Your goal: Copy each line of the following data that contains "JSON".

Records shown:
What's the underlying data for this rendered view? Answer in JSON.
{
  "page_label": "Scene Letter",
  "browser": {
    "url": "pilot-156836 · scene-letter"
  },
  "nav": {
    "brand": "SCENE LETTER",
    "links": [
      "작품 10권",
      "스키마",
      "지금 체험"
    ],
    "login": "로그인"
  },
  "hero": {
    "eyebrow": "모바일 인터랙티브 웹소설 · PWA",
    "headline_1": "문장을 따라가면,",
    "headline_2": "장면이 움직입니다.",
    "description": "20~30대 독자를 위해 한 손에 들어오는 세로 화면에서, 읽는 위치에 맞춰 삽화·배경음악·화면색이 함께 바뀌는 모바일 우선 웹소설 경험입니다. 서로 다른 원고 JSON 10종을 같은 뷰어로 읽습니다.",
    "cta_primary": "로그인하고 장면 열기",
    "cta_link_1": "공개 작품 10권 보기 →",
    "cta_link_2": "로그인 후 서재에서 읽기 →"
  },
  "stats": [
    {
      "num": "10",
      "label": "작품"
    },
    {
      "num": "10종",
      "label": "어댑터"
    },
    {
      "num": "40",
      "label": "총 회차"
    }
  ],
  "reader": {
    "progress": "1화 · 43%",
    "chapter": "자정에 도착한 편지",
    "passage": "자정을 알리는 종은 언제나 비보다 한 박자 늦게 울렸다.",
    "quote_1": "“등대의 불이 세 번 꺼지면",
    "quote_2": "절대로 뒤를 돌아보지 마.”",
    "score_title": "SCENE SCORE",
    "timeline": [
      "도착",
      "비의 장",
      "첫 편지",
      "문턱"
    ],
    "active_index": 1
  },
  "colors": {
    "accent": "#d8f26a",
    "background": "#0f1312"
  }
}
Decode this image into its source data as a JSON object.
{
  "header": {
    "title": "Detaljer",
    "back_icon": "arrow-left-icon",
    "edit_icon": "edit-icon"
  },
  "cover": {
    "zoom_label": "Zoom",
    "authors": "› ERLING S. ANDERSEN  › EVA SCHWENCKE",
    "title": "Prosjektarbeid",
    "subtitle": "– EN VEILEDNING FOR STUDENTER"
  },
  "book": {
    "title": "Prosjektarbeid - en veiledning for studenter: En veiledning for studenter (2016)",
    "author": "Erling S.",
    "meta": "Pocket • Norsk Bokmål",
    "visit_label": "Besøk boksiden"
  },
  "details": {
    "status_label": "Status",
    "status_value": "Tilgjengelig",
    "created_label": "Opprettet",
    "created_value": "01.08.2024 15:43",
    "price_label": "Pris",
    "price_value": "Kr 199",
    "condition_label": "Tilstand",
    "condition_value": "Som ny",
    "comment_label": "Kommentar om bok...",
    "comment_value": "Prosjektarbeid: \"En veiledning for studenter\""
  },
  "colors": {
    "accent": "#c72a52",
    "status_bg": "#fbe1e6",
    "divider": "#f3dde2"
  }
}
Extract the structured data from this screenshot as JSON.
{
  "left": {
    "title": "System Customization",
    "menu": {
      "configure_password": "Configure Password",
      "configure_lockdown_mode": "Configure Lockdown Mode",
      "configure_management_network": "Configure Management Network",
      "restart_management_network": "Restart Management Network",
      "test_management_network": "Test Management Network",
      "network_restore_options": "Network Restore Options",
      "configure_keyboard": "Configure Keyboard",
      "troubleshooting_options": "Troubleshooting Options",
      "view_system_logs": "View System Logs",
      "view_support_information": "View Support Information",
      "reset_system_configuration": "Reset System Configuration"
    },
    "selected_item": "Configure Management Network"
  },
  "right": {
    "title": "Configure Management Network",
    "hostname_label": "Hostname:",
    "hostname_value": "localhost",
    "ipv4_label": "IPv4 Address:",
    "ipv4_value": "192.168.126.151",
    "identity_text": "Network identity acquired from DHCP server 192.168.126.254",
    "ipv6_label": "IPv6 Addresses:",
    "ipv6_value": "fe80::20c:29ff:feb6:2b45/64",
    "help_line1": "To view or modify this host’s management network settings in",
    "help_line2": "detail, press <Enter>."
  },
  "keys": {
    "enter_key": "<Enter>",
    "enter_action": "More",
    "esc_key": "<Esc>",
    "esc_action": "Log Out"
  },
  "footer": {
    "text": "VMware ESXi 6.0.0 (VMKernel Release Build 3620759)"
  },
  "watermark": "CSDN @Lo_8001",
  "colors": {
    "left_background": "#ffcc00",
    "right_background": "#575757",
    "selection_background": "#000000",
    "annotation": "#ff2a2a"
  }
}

Solution to this task:
What's the underlying data for this rendered view? Answer in JSON.
    "description": "20~30대 독자를 위해 한 손에 들어오는 세로 화면에서, 읽는 위치에 맞춰 삽화·배경음악·화면색이 함께 바뀌는 모바일 우선 웹소설 경험입니다. 서로 다른 원고 JSON 10종을 같은 뷰어로 읽습니다.",
Decode this image into its source data as a JSON object.
Extract the structured data from this screenshot as JSON.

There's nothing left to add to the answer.